A cat you found in the alley on 11th and Jackson is following you as you cross the street into Murray’s Hamburgers. She waits outside and watches you as you wander in to sit at the counter. It’s your dinner break, since A&A Construction have you guys working a shit shift building this new tunnel to Who-the-fuck-Caresville. You watched your boss crush a rat with a girder today for no reason other than to crush a rat with a girder, the same guy who also told you today to either clean up your crazy Breed fuckin’ around or find another job. Racist asshole. The waitress walks to you. “Two cheeseburgers, fries, extra pickles, water,” you grumble. It’s a two cheeseburger kind of day today. As you wait for your food, a young man wearing an apron
with Dustbowl Ice-Cream written on it hurriedly walks in and sits next to you. “Beef hoagie, toasted, make it fast,” he hurriedly says, then looks at you with a nervous, stupid grin. Please, please don’t talk to me,
Albert: I’m gonna talk to him,
you think, waiting for your hoagie roll and sitting at the counter of Murray’s Hamburgers. Sure, you’ve only got a twenty-minute break for dinner, but you might as well make it interesting. You look behind you to check to see that Mary is working the counter. She’s busy talking to the third customer of the day, but she looks beautiful, messy apron and chilly face and all. “I’m gonna ask that girl to a motion picture tomorrow,” you say to the man sitting next to you, nudging him and pointing back at her. “Been saving up money for it for three weeks now. Won’t that be swell!” He turns to you and stares at you dully. He’s a weathered, scarred Injun
, and you immediately regret talking to him as he grunts and resumes staring at nothing. Now, however, you feel bad. I oughta’ say something.
Your luck today has been fantastic. First, the successes on the corner today – six dollars in charity today.
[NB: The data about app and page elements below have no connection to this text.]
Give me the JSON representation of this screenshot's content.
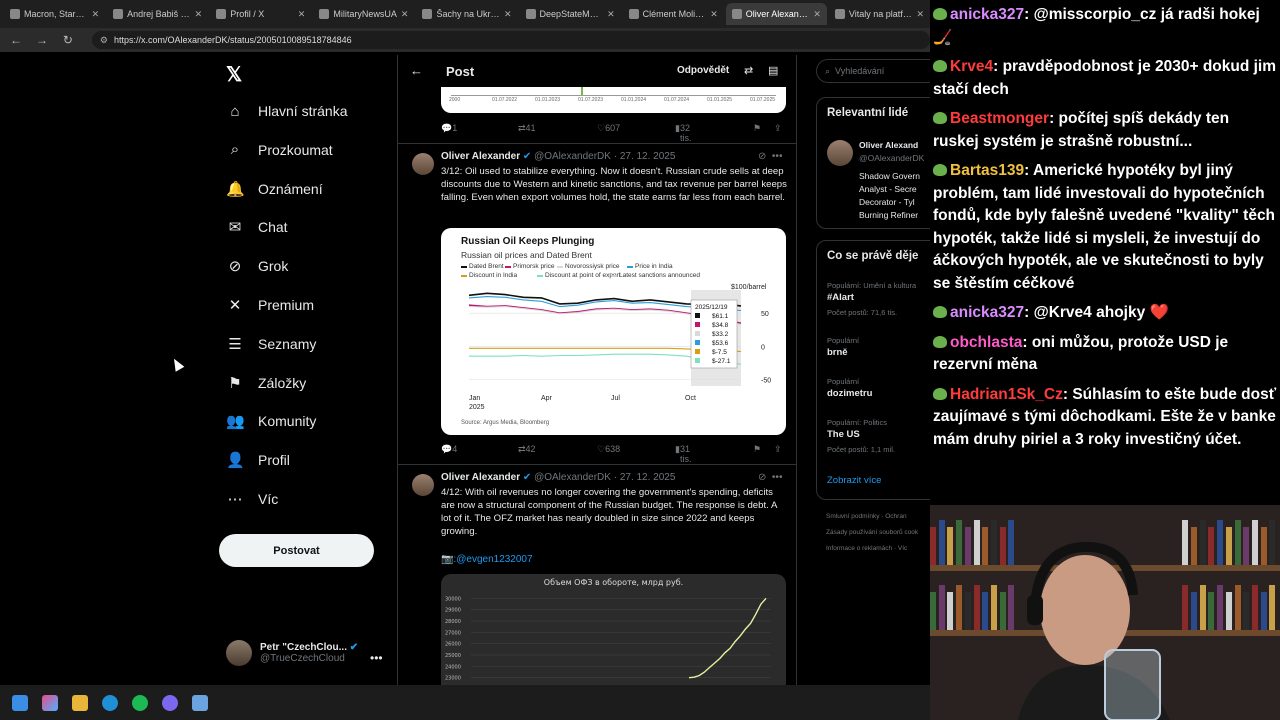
{
  "browser": {
    "tabs": [
      {
        "title": "Macron, Starmer a",
        "active": false
      },
      {
        "title": "Andrej Babiš na pl",
        "active": false
      },
      {
        "title": "Profil / X",
        "active": false
      },
      {
        "title": "MilitaryNewsUA",
        "active": false
      },
      {
        "title": "Šachy na Ukrajině",
        "active": false
      },
      {
        "title": "DeepStateMAP | J",
        "active": false
      },
      {
        "title": "Clément Molin na",
        "active": false
      },
      {
        "title": "Oliver Alexander n",
        "active": true
      },
      {
        "title": "Vitaly na platform",
        "active": false
      }
    ],
    "url": "https://x.com/OAlexanderDK/status/2005010089518784846"
  },
  "nav": {
    "items": [
      {
        "label": "Hlavní stránka",
        "icon": "home-icon",
        "glyph": "⌂"
      },
      {
        "label": "Prozkoumat",
        "icon": "search-icon",
        "glyph": "⌕"
      },
      {
        "label": "Oznámení",
        "icon": "bell-icon",
        "glyph": "🔔"
      },
      {
        "label": "Chat",
        "icon": "mail-icon",
        "glyph": "✉"
      },
      {
        "label": "Grok",
        "icon": "grok-icon",
        "glyph": "⊘"
      },
      {
        "label": "Premium",
        "icon": "x-icon",
        "glyph": "✕"
      },
      {
        "label": "Seznamy",
        "icon": "list-icon",
        "glyph": "☰"
      },
      {
        "label": "Záložky",
        "icon": "bookmark-icon",
        "glyph": "⚑"
      },
      {
        "label": "Komunity",
        "icon": "people-icon",
        "glyph": "👥"
      },
      {
        "label": "Profil",
        "icon": "person-icon",
        "glyph": "👤"
      },
      {
        "label": "Víc",
        "icon": "more-icon",
        "glyph": "⋯"
      }
    ],
    "post_label": "Postovat",
    "profile_name": "Petr \"CzechClou...",
    "profile_handle": "@TrueCzechCloud"
  },
  "main": {
    "title": "Post",
    "reply_label": "Odpovědět",
    "top_actions": {
      "replies": "1",
      "reposts": "41",
      "likes": "607",
      "views": "32 tis."
    },
    "prev_chart_ticks": [
      "2000",
      "01.07.2022",
      "01.01.2023",
      "01.07.2023",
      "01.01.2024",
      "01.07.2024",
      "01.01.2025",
      "01.07.2025"
    ],
    "tweets": [
      {
        "name": "Oliver Alexander",
        "handle_date": "@OAlexanderDK · 27. 12. 2025",
        "text": "3/12: Oil used to stabilize everything. Now it doesn't. Russian crude sells at deep discounts due to Western and kinetic sanctions, and tax revenue per barrel keeps falling. Even when export volumes hold, the state earns far less from each barrel.",
        "replies": "4",
        "reposts": "42",
        "likes": "638",
        "views": "31 tis."
      },
      {
        "name": "Oliver Alexander",
        "handle_date": "@OAlexanderDK · 27. 12. 2025",
        "text": "4/12: With oil revenues no longer covering the government's spending, deficits are now a structural component of the Russian budget. The response is debt. A lot of it. The OFZ market has nearly doubled in size since 2022 and keeps growing.",
        "link": "📷:@evgen1232007"
      }
    ]
  },
  "chart_data": [
    {
      "type": "line",
      "title": "Russian Oil Keeps Plunging",
      "subtitle": "Russian oil prices and Dated Brent",
      "legend": [
        "Dated Brent",
        "Primorsk price",
        "Novorossiysk price",
        "Price in India",
        "Discount in India",
        "Discount at point of export",
        "Latest sanctions announced"
      ],
      "colors": [
        "#111111",
        "#c0166e",
        "#d9d9d9",
        "#2a9fd6",
        "#d4a017",
        "#7fe0c0",
        "#cfcfcf"
      ],
      "x_ticks": [
        "Jan\n2025",
        "Apr",
        "Jul",
        "Oct"
      ],
      "y_ticks": [
        50,
        0,
        -50
      ],
      "y_unit": "$100/barrel",
      "tooltip_date": "2025/12/19",
      "tooltip_values": [
        "$61.1",
        "$34.8",
        "$33.2",
        "$53.6",
        "$-7.5",
        "$-27.1"
      ],
      "series": [
        {
          "name": "Dated Brent",
          "values": [
            77,
            80,
            78,
            74,
            73,
            64,
            65,
            70,
            72,
            68,
            70,
            67,
            64,
            63,
            64,
            61
          ]
        },
        {
          "name": "Primorsk price",
          "values": [
            62,
            60,
            61,
            58,
            55,
            50,
            52,
            56,
            57,
            55,
            56,
            54,
            50,
            46,
            40,
            35
          ]
        },
        {
          "name": "Novorossiysk price",
          "values": [
            60,
            59,
            60,
            57,
            54,
            49,
            51,
            55,
            56,
            54,
            55,
            53,
            49,
            45,
            39,
            33
          ]
        },
        {
          "name": "Price in India",
          "values": [
            73,
            75,
            74,
            70,
            68,
            60,
            62,
            67,
            69,
            65,
            66,
            63,
            60,
            58,
            56,
            54
          ]
        },
        {
          "name": "Discount in India",
          "values": [
            -3,
            -3,
            -3,
            -3,
            -3,
            -3,
            -3,
            -3,
            -3,
            -3,
            -3,
            -3,
            -4,
            -5,
            -6,
            -8
          ]
        },
        {
          "name": "Discount at point of export",
          "values": [
            -15,
            -15,
            -15,
            -14,
            -15,
            -14,
            -14,
            -13,
            -12,
            -12,
            -12,
            -13,
            -15,
            -20,
            -24,
            -27
          ]
        }
      ],
      "ylim": [
        -60,
        85
      ],
      "source": "Source: Argus Media, Bloomberg"
    },
    {
      "type": "line",
      "title": "Объем ОФЗ в обороте, млрд руб.",
      "y_ticks": [
        30000,
        29000,
        28000,
        27000,
        26000,
        25000,
        24000,
        23000
      ],
      "series": [
        {
          "name": "",
          "values": [
            23000,
            23050,
            23200,
            23500,
            23900,
            24300,
            24700,
            25200,
            25600,
            26200,
            26700,
            27300,
            27800,
            28600,
            29500,
            30000
          ]
        }
      ],
      "ylim": [
        22800,
        30300
      ]
    }
  ],
  "right": {
    "search_placeholder": "Vyhledávání",
    "relevant_title": "Relevantní lidé",
    "relevant_name": "Oliver Alexand",
    "relevant_handle": "@OAlexanderDK",
    "relevant_bio": [
      "Shadow Govern",
      "Analyst - Secre",
      "Decorator - Tyl",
      "Burning Refiner"
    ],
    "trending_title": "Co se právě děje",
    "trends": [
      {
        "meta": "Populární: Umění a kultura",
        "name": "#Alart",
        "count": "Počet postů: 71,6 tis."
      },
      {
        "meta": "Populární",
        "name": "brně",
        "count": ""
      },
      {
        "meta": "Populární",
        "name": "dozimetru",
        "count": ""
      },
      {
        "meta": "Populární: Politics",
        "name": "The US",
        "count": "Počet postů: 1,1 mil."
      }
    ],
    "show_more": "Zobrazit více",
    "footer": [
      "Smluvní podmínky · Ochran",
      "Zásady používání souborů cook",
      "Informace o reklamách · Víc"
    ]
  },
  "chat": {
    "messages": [
      {
        "user": "anicka327",
        "color": "#d88cff",
        "text": "@misscorpio_cz já radši hokej 🏒"
      },
      {
        "user": "Krve4",
        "color": "#ff3b3b",
        "text": "pravděpodobnost je 2030+ dokud jim stačí dech"
      },
      {
        "user": "Beastmonger",
        "color": "#ff3b3b",
        "text": "počítej spíš dekády ten ruskej systém je strašně robustní..."
      },
      {
        "user": "Bartas139",
        "color": "#f0c040",
        "text": "Americké hypotéky byl jiný problém, tam lidé investovali do hypotečních fondů, kde byly falešně uvedené \"kvality\" těch hypoték, takže lidé si mysleli, že investují do áčkových hypoték, ale ve skutečnosti to byly se štěstím céčkové"
      },
      {
        "user": "anicka327",
        "color": "#d88cff",
        "text": "@Krve4 ahojky ❤️"
      },
      {
        "user": "obchlasta",
        "color": "#ff5ac8",
        "text": "oni můžou, protože USD je rezervní měna"
      },
      {
        "user": "Hadrian1Sk_Cz",
        "color": "#ff3b3b",
        "text": "Súhlasím to ešte bude dosť zaujímavé s tými dôchodkami. Ešte že v banke mám druhy piriel a 3 roky investičný účet."
      }
    ]
  }
}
Six dollars! And the piece de resistance, of course, was the pearl necklace that fat rich lady dropped out of the hole in her shopping bag as she walked past. Quick as a flash, your hand darted out and caught it, slipping it into your back pocket. And now, 7 PM, your luck is about to get even better. “Hey,” you hear, and you turn around to see a strangely dressed man with a cane
, waving a ten dollar bill. “Want to make a quick buck?” he asks, and of course you agree! “Sure,” you say, and walk towards you. That’s when your luck ends. Before you know what’s happened, you’re lying on your back, clutching your bleeding chest and breathing heavily through your broken nose. The necklace is gone, and you’re hurt. You stagger to your feet, leaning on the fence to support you. The minutes pass by in a pain-filled haze as you dazedly half-run, half-shamble to anything that looks like a house. Finally, you don’t know how long it’s been, but you arrive on the doorstep of a fancy house and pound on the door. The door parts to reveal a striking Russian women in a night gown
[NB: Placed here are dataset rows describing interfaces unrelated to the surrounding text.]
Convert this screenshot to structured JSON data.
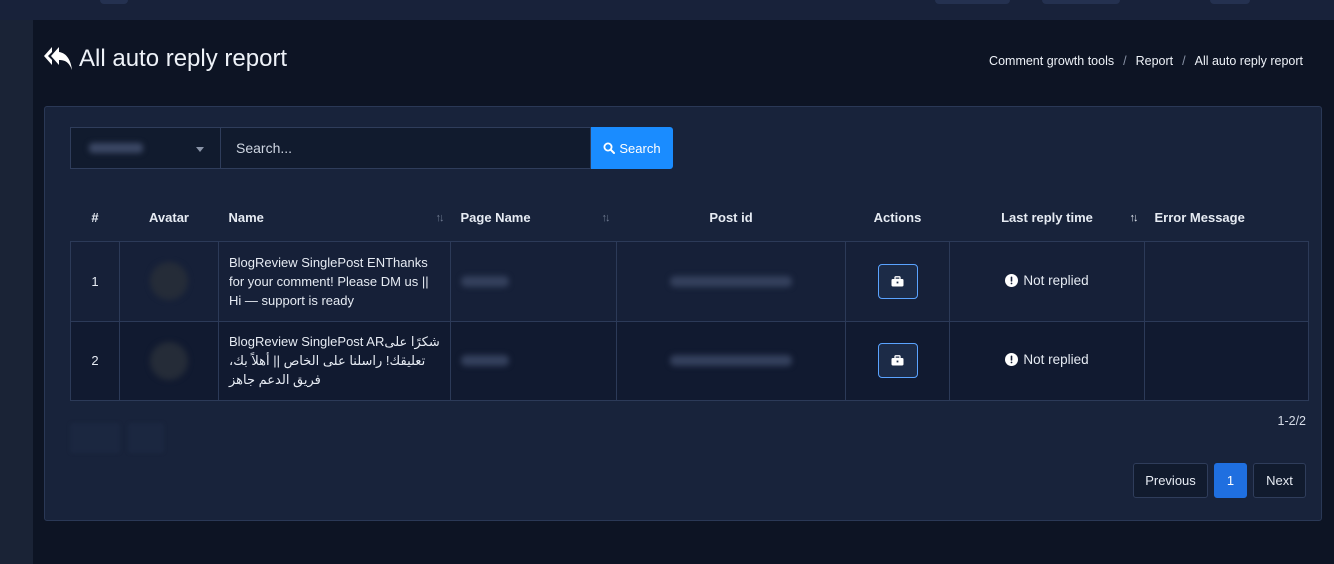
{
  "header": {
    "title": "All auto reply report",
    "breadcrumb": [
      "Comment growth tools",
      "Report",
      "All auto reply report"
    ]
  },
  "search": {
    "placeholder": "Search...",
    "button_label": "Search"
  },
  "table": {
    "columns": [
      "#",
      "Avatar",
      "Name",
      "Page Name",
      "Post id",
      "Actions",
      "Last reply time",
      "Error Message"
    ],
    "rows": [
      {
        "index": "1",
        "name": "BlogReview SinglePost ENThanks for your comment! Please DM us || Hi — support is ready",
        "status": "Not replied",
        "error": ""
      },
      {
        "index": "2",
        "name": "BlogReview SinglePost ARشكرًا على تعليقك! راسلنا على الخاص || أهلاً بك، فريق الدعم جاهز",
        "status": "Not replied",
        "error": ""
      }
    ]
  },
  "footer": {
    "count": "1-2/2"
  },
  "pagination": {
    "previous": "Previous",
    "current": "1",
    "next": "Next"
  },
  "colors": {
    "background": "#0d1424",
    "card": "#18233b",
    "accent": "#1a8cff",
    "active_page": "#1f6fe0",
    "action_border": "#5aa3ff"
  }
}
, looking at you with disapproval. “H-h-help m-m-me,” you stutter, and then you collapse.
You wash your hands in the small puddle beneath the gutter, wiping the man’s blood off of your palms. He’s a nobody, a nothing, and that’s how he’ll be remembered as he slumps against the alley wall, dead and fat. You took his watch and twelve dollars and thirty-six cents from him. You debated taking his shoes, too, nice black Bruno Magli’s, but you decided against it. Even I’ve got standards.
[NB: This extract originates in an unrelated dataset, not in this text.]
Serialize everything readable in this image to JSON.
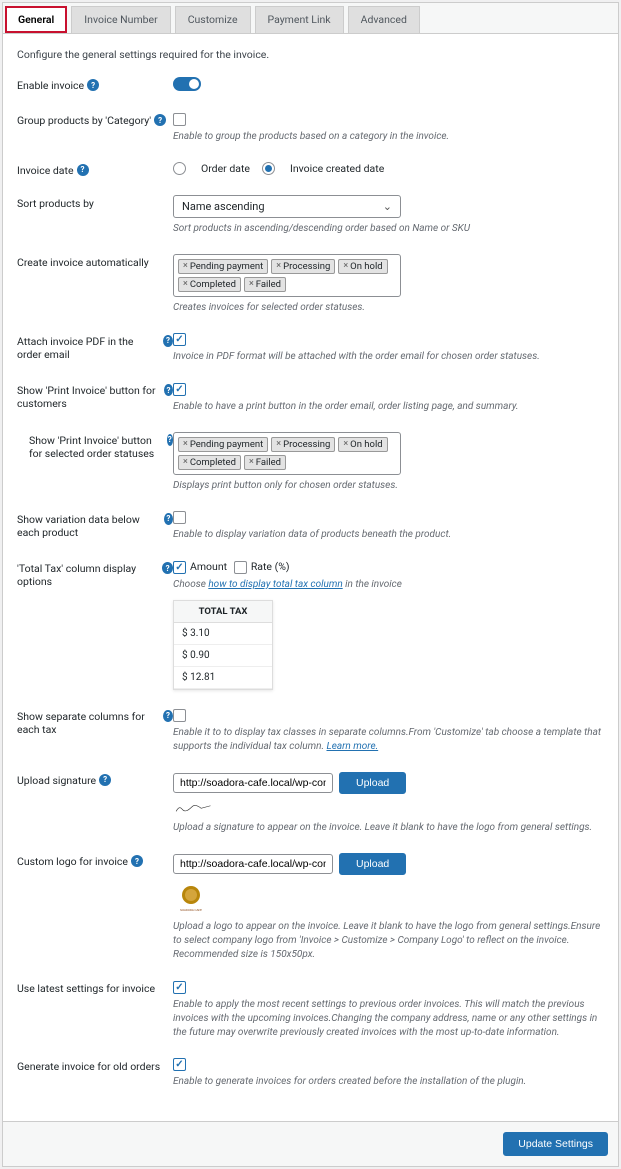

You shudder as you shake your shoulders and walk out of the alley. You’re a rich man now, at least by your own reckoning, and you might as well celebrate. You haven’t had a drink since ’29; why not now? Across the street, the broken neon sign proclaims “Shiny Lou’s Chime Club.” Perfect. You look both ways, then cross the street into the bar. “Welcome to Shiny Lou’s, home of Max, the five-legged dog,” the greeter cheerfully says. “Fuck off,” you mutter. You’re here to drink, not to chit-chat. You sit at the bar, remembering what the greeter said. “I’ve come to see that five-legged dog you got,” you grumble, and the bartender’s eyes light up. He slides a glass of whiskey across the countertop towards you. Bingo